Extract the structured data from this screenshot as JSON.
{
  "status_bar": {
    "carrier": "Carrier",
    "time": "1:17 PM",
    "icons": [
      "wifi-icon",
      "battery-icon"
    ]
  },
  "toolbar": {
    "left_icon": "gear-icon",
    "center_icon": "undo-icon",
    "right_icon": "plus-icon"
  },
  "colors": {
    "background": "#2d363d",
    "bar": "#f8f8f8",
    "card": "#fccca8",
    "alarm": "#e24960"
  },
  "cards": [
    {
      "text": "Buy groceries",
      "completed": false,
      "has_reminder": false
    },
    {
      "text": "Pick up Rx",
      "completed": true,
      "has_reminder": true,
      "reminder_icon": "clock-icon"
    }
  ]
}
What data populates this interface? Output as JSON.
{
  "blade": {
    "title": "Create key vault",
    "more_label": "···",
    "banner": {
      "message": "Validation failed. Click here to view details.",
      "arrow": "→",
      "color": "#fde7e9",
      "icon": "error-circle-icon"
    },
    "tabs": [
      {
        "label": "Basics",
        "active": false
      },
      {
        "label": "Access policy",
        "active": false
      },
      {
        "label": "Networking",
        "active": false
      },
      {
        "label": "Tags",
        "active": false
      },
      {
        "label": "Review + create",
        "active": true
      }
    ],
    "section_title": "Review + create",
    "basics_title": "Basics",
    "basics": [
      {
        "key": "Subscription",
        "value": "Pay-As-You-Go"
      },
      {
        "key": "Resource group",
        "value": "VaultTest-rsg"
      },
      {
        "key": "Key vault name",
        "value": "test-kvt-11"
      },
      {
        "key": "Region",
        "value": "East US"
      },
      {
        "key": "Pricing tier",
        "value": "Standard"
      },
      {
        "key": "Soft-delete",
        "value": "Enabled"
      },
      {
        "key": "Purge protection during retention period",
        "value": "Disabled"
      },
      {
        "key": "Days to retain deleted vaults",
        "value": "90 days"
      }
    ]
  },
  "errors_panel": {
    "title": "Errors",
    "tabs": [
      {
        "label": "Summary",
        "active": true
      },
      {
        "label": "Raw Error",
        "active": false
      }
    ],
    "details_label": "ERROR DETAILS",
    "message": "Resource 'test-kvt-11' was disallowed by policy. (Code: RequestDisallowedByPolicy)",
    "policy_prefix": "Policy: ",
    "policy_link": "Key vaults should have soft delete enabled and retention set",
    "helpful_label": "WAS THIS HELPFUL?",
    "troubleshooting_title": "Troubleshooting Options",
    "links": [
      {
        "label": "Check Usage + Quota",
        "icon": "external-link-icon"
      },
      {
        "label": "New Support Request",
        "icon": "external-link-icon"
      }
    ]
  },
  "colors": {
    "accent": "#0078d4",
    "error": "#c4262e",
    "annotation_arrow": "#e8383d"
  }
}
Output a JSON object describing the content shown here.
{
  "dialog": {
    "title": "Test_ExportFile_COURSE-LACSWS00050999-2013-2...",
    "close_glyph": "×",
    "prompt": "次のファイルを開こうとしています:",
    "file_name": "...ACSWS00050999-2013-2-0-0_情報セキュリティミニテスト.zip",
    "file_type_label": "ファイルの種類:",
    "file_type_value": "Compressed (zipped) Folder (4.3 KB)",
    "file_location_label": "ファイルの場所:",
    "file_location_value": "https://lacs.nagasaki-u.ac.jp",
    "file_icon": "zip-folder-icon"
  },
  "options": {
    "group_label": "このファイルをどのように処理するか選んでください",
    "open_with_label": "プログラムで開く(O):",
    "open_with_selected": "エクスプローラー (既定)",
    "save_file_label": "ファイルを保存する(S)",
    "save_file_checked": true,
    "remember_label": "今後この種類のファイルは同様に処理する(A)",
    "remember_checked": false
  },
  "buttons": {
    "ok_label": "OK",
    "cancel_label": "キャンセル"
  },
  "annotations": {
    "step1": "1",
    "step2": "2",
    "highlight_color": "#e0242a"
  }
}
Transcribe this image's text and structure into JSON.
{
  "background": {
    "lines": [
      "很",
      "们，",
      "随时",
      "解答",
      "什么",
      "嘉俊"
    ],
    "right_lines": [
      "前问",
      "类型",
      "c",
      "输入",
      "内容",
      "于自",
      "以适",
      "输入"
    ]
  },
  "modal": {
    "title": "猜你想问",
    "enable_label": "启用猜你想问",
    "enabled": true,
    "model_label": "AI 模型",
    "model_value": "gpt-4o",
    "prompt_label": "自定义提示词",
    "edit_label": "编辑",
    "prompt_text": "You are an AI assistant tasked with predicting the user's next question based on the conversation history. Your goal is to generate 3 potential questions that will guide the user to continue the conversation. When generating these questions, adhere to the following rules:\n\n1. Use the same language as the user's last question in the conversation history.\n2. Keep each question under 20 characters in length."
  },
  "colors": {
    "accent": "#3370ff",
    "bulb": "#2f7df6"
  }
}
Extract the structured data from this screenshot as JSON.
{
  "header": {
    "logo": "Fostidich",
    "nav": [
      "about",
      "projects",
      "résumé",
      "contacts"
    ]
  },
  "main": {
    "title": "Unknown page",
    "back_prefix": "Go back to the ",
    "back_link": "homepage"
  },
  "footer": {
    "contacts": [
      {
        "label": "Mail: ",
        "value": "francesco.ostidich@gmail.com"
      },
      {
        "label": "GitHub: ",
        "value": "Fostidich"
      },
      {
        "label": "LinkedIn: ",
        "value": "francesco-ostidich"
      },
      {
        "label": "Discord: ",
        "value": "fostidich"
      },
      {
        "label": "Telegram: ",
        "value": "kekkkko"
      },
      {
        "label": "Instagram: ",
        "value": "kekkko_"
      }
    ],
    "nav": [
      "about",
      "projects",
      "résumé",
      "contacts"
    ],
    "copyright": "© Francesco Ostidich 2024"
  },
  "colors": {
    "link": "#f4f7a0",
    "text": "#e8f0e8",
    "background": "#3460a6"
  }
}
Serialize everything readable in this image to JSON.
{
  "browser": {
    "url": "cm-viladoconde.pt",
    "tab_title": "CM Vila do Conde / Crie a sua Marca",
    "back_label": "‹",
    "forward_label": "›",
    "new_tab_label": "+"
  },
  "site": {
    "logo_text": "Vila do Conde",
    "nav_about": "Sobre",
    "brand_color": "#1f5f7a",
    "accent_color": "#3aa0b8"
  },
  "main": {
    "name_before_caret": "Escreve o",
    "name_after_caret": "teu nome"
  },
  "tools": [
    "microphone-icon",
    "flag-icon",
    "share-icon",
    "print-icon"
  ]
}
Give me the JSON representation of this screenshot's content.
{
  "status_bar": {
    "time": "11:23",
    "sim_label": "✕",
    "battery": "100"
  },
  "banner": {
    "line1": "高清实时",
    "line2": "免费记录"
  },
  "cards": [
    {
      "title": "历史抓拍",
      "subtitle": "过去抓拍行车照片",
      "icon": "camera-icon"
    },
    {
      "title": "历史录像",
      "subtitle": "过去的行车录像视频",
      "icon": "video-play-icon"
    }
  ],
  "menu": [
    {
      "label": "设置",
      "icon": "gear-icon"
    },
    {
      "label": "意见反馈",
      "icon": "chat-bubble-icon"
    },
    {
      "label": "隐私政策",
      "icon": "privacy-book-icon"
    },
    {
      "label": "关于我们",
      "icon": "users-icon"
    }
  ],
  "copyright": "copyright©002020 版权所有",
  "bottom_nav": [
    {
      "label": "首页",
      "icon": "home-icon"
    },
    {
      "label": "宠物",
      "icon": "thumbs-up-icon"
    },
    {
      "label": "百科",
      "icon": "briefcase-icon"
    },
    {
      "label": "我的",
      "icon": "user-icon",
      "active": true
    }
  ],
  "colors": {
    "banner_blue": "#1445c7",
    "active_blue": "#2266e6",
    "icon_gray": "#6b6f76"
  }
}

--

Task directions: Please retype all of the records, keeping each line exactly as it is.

Output:
Extract the structured data from this screenshot as JSON.
{
  "status_bar": {
    "carrier": "Carrier",
    "time": "1:17 PM",
    "icons": [
      "wifi-icon",
      "battery-icon"
    ]
  },
  "toolbar": {
    "left_icon": "gear-icon",
    "center_icon": "undo-icon",
    "right_icon": "plus-icon"
  },
  "colors": {
    "background": "#2d363d",
    "bar": "#f8f8f8",
    "card": "#fccca8",
    "alarm": "#e24960"
  },
  "cards": [
    {
      "text": "Buy groceries",
      "completed": false,
      "has_reminder": false
    },
    {
      "text": "Pick up Rx",
      "completed": true,
      "has_reminder": true,
      "reminder_icon": "clock-icon"
    }
  ]
}
What data populates this interface? Output as JSON.
{
  "blade": {
    "title": "Create key vault",
    "more_label": "···",
    "banner": {
      "message": "Validation failed. Click here to view details.",
      "arrow": "→",
      "color": "#fde7e9",
      "icon": "error-circle-icon"
    },
    "tabs": [
      {
        "label": "Basics",
        "active": false
      },
      {
        "label": "Access policy",
        "active": false
      },
      {
        "label": "Networking",
        "active": false
      },
      {
        "label": "Tags",
        "active": false
      },
      {
        "label": "Review + create",
        "active": true
      }
    ],
    "section_title": "Review + create",
    "basics_title": "Basics",
    "basics": [
      {
        "key": "Subscription",
        "value": "Pay-As-You-Go"
      },
      {
        "key": "Resource group",
        "value": "VaultTest-rsg"
      },
      {
        "key": "Key vault name",
        "value": "test-kvt-11"
      },
      {
        "key": "Region",
        "value": "East US"
      },
      {
        "key": "Pricing tier",
        "value": "Standard"
      },
      {
        "key": "Soft-delete",
        "value": "Enabled"
      },
      {
        "key": "Purge protection during retention period",
        "value": "Disabled"
      },
      {
        "key": "Days to retain deleted vaults",
        "value": "90 days"
      }
    ]
  },
  "errors_panel": {
    "title": "Errors",
    "tabs": [
      {
        "label": "Summary",
        "active": true
      },
      {
        "label": "Raw Error",
        "active": false
      }
    ],
    "details_label": "ERROR DETAILS",
    "message": "Resource 'test-kvt-11' was disallowed by policy. (Code: RequestDisallowedByPolicy)",
    "policy_prefix": "Policy: ",
    "policy_link": "Key vaults should have soft delete enabled and retention set",
    "helpful_label": "WAS THIS HELPFUL?",
    "troubleshooting_title": "Troubleshooting Options",
    "links": [
      {
        "label": "Check Usage + Quota",
        "icon": "external-link-icon"
      },
      {
        "label": "New Support Request",
        "icon": "external-link-icon"
      }
    ]
  },
  "colors": {
    "accent": "#0078d4",
    "error": "#c4262e",
    "annotation_arrow": "#e8383d"
  }
}
Output a JSON object describing the content shown here.
{
  "dialog": {
    "title": "Test_ExportFile_COURSE-LACSWS00050999-2013-2...",
    "close_glyph": "×",
    "prompt": "次のファイルを開こうとしています:",
    "file_name": "...ACSWS00050999-2013-2-0-0_情報セキュリティミニテスト.zip",
    "file_type_label": "ファイルの種類:",
    "file_type_value": "Compressed (zipped) Folder (4.3 KB)",
    "file_location_label": "ファイルの場所:",
    "file_location_value": "https://lacs.nagasaki-u.ac.jp",
    "file_icon": "zip-folder-icon"
  },
  "options": {
    "group_label": "このファイルをどのように処理するか選んでください",
    "open_with_label": "プログラムで開く(O):",
    "open_with_selected": "エクスプローラー (既定)",
    "save_file_label": "ファイルを保存する(S)",
    "save_file_checked": true,
    "remember_label": "今後この種類のファイルは同様に処理する(A)",
    "remember_checked": false
  },
  "buttons": {
    "ok_label": "OK",
    "cancel_label": "キャンセル"
  },
  "annotations": {
    "step1": "1",
    "step2": "2",
    "highlight_color": "#e0242a"
  }
}
Transcribe this image's text and structure into JSON.
{
  "background": {
    "lines": [
      "很",
      "们，",
      "随时",
      "解答",
      "什么",
      "嘉俊"
    ],
    "right_lines": [
      "前问",
      "类型",
      "c",
      "输入",
      "内容",
      "于自",
      "以适",
      "输入"
    ]
  },
  "modal": {
    "title": "猜你想问",
    "enable_label": "启用猜你想问",
    "enabled": true,
    "model_label": "AI 模型",
    "model_value": "gpt-4o",
    "prompt_label": "自定义提示词",
    "edit_label": "编辑",
    "prompt_text": "You are an AI assistant tasked with predicting the user's next question based on the conversation history. Your goal is to generate 3 potential questions that will guide the user to continue the conversation. When generating these questions, adhere to the following rules:\n\n1. Use the same language as the user's last question in the conversation history.\n2. Keep each question under 20 characters in length."
  },
  "colors": {
    "accent": "#3370ff",
    "bulb": "#2f7df6"
  }
}
Extract the structured data from this screenshot as JSON.
{
  "header": {
    "logo": "Fostidich",
    "nav": [
      "about",
      "projects",
      "résumé",
      "contacts"
    ]
  },
  "main": {
    "title": "Unknown page",
    "back_prefix": "Go back to the ",
    "back_link": "homepage"
  },
  "footer": {
    "contacts": [
      {
        "label": "Mail: ",
        "value": "francesco.ostidich@gmail.com"
      },
      {
        "label": "GitHub: ",
        "value": "Fostidich"
      },
      {
        "label": "LinkedIn: ",
        "value": "francesco-ostidich"
      },
      {
        "label": "Discord: ",
        "value": "fostidich"
      },
      {
        "label": "Telegram: ",
        "value": "kekkkko"
      },
      {
        "label": "Instagram: ",
        "value": "kekkko_"
      }
    ],
    "nav": [
      "about",
      "projects",
      "résumé",
      "contacts"
    ],
    "copyright": "© Francesco Ostidich 2024"
  },
  "colors": {
    "link": "#f4f7a0",
    "text": "#e8f0e8",
    "background": "#3460a6"
  }
}
Serialize everything readable in this image to JSON.
{
  "browser": {
    "url": "cm-viladoconde.pt",
    "tab_title": "CM Vila do Conde / Crie a sua Marca",
    "back_label": "‹",
    "forward_label": "›",
    "new_tab_label": "+"
  },
  "site": {
    "logo_text": "Vila do Conde",
    "nav_about": "Sobre",
    "brand_color": "#1f5f7a",
    "accent_color": "#3aa0b8"
  },
  "main": {
    "name_before_caret": "Escreve o",
    "name_after_caret": "teu nome"
  },
  "tools": [
    "microphone-icon",
    "flag-icon",
    "share-icon",
    "print-icon"
  ]
}
Give me the JSON representation of this screenshot's content.
{
  "status_bar": {
    "time": "11:23",
    "sim_label": "✕",
    "battery": "100"
  },
  "banner": {
    "line1": "高清实时",
    "line2": "免费记录"
  },
  "cards": [
    {
      "title": "历史抓拍",
      "subtitle": "过去抓拍行车照片",
      "icon": "camera-icon"
    },
    {
      "title": "历史录像",
      "subtitle": "过去的行车录像视频",
      "icon": "video-play-icon"
    }
  ],
  "menu": [
    {
      "label": "设置",
      "icon": "gear-icon"
    },
    {
      "label": "意见反馈",
      "icon": "chat-bubble-icon"
    },
    {
      "label": "隐私政策",
      "icon": "privacy-book-icon"
    },
    {
      "label": "关于我们",
      "icon": "users-icon"
    }
  ],
  "copyright": "copyright©002020 版权所有",
  "bottom_nav": [
    {
      "label": "首页",
      "icon": "home-icon"
    },
    {
      "label": "宠物",
      "icon": "thumbs-up-icon"
    },
    {
      "label": "百科",
      "icon": "briefcase-icon"
    },
    {
      "label": "我的",
      "icon": "user-icon",
      "active": true
    }
  ],
  "colors": {
    "banner_blue": "#1445c7",
    "active_blue": "#2266e6",
    "icon_gray": "#6b6f76"
  }
}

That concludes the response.